“Denise, Judy’s dad’s been transferred. They will be moving during Christmas break, so you’ll to have to go to Sacred Heart in January.”
“But, Mama why can’t you take me to my school?”
“I can’t drive and the bus doesn’t go there.”
“Why can’t Daddy take me to school?”
“Because he would have to leave too early to get to the base and wouldn’t be able to pick you up. There’s nothing we can do.”
Tears welled in Denise’s eyes as she looked away from her mother.
“Mama, I love this school and have friends. I hate Sacred Heart, it’s ugly. It’s just not fair.”
She jumped up from the bed and ran upstairs to the attic.
Tears rolled down her face as she walked to the arched window and looked to the street below. What if I just ran and jumped through the window, she thought. Leaning close to the ledge, she looked down to the sidewalk. Maybe if I jumped the wind would pick me up and I could learn to fly. I could fly to my school. The thought of flying brought a smile to her face as she wiped away her tears.
The last week of school before Christmas vacation arrived too quickly for Denise. Every morning she sat outside waiting for Judy and her mother to drive her to school. But, on their last Thursday tears filled her eyes as she sat on the porch waiting. Mrs. Clark had told Denise she’d might not take Judy to school on Thursday because she had so much packing to do. But, Denise hadn’t told her mother, in the hope that Mrs. Clark would get the work done in time to take them to school.
Now, Denise knew she wasn’t going and she couldn’t stop the tears.
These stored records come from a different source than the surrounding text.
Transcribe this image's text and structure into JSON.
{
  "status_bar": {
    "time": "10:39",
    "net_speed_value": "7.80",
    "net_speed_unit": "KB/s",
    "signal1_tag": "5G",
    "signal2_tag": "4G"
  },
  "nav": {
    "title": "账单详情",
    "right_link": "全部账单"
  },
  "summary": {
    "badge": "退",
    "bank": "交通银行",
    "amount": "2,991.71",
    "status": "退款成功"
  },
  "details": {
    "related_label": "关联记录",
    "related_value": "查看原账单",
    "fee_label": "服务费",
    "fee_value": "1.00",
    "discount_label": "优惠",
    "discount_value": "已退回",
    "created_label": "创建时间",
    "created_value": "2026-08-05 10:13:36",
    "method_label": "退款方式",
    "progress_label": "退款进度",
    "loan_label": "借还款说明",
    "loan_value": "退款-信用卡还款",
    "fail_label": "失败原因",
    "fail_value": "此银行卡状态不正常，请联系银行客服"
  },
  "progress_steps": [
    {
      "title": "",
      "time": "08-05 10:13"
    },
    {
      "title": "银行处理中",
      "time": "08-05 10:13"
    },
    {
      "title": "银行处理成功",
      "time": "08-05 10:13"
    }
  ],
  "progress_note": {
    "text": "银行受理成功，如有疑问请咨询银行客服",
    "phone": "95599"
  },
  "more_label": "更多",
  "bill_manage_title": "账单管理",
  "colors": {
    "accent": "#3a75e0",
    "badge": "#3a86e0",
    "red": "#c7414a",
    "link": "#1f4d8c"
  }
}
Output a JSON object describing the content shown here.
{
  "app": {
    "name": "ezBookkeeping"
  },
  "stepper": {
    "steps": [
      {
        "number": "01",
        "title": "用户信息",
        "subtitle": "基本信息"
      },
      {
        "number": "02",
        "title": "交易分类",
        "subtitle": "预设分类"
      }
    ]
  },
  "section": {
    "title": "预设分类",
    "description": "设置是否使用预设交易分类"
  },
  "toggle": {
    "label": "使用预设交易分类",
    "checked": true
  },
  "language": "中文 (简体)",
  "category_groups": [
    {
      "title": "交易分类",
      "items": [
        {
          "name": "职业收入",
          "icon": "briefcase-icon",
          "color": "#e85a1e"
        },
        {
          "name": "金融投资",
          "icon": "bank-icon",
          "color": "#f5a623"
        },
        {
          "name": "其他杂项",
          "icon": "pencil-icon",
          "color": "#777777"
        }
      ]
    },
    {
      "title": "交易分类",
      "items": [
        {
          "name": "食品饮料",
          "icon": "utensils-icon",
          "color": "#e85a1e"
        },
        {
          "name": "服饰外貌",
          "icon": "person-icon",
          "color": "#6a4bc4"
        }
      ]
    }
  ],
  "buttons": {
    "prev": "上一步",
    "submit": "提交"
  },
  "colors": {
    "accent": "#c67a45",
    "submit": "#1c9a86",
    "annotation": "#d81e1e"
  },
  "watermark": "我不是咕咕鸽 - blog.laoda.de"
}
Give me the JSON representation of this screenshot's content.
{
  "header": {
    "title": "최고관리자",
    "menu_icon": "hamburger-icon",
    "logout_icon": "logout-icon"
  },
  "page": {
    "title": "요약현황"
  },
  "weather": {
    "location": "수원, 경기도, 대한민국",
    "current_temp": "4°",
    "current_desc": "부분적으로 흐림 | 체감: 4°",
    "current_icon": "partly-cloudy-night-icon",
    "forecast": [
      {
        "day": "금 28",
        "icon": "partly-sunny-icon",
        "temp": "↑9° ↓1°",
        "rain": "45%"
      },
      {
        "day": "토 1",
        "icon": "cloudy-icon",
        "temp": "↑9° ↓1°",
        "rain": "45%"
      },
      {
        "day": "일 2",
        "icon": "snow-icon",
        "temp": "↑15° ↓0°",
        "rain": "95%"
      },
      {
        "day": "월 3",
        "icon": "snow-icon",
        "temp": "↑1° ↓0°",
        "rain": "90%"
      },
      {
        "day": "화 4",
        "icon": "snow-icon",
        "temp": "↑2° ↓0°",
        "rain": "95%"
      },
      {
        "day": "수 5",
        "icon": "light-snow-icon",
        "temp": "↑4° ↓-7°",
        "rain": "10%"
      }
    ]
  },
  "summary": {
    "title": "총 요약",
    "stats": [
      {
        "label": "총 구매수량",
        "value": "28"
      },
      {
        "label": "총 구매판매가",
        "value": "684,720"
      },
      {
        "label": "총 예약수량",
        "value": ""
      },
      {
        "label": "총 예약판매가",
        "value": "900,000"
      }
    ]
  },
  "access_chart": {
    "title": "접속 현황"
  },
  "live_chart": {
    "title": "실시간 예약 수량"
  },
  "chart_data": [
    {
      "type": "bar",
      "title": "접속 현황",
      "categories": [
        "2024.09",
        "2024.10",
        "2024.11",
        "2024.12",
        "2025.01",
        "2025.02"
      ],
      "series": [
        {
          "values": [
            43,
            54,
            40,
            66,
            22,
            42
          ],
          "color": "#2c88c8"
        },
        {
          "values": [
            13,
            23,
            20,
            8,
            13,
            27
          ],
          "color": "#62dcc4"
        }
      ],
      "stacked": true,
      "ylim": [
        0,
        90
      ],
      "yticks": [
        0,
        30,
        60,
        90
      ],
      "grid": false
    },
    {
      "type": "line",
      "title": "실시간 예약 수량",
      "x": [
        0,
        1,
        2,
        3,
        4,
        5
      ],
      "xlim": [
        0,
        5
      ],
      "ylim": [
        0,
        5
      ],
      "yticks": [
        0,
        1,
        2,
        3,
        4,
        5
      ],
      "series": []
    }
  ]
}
She knew she would never love any other school as much as this one. She hated the Air Force. Why didn’t their daddies have jobs like other kids so they wouldn’t have to move all of the time? Life just wasn’t fair. Tears streamed down her face as she thought about the school. She didn’t see the dirty snow and grey skies. She didn’t feel anything, not the passage of time, not the freezing cold. She didn’t hear Mama open the front door.
“Denise, Denise, come on inside. Mrs. Clark just called, she can’t make it today.” Even Mama’s arms wrapped around her, lifting her up, and carrying her into the house did not stop her tears. Denise had never felt this badly before. Everything seemed dark and she couldn’t find any reason to smile.
The porch disappeared
The snow melted.
The cold thawed.
she saw only dark
burdened with frozen
lakes of tears.
is not my soliloquy
it is another’s